Source data
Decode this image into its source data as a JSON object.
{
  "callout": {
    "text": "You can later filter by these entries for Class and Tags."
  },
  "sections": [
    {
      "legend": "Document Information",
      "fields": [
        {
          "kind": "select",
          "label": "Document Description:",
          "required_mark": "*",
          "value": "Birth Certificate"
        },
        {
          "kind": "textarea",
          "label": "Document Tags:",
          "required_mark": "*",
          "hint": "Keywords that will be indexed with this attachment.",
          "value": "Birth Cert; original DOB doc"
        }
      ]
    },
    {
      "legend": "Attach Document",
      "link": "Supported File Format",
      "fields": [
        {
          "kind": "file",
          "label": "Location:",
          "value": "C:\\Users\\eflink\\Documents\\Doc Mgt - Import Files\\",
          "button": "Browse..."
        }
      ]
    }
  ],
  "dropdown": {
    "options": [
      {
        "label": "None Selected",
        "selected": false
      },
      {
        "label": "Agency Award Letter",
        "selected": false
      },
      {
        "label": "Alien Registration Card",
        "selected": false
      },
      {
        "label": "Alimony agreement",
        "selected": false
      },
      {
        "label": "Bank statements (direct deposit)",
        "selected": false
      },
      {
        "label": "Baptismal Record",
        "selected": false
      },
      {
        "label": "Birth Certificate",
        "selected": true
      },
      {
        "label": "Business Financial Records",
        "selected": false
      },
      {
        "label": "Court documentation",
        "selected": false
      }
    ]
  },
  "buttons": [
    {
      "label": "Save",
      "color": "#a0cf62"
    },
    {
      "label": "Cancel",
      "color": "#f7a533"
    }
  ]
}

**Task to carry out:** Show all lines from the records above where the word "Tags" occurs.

**Solution for this exercise:**
    "text": "You can later filter by these entries for Class and Tags."
          "label": "Document Tags:",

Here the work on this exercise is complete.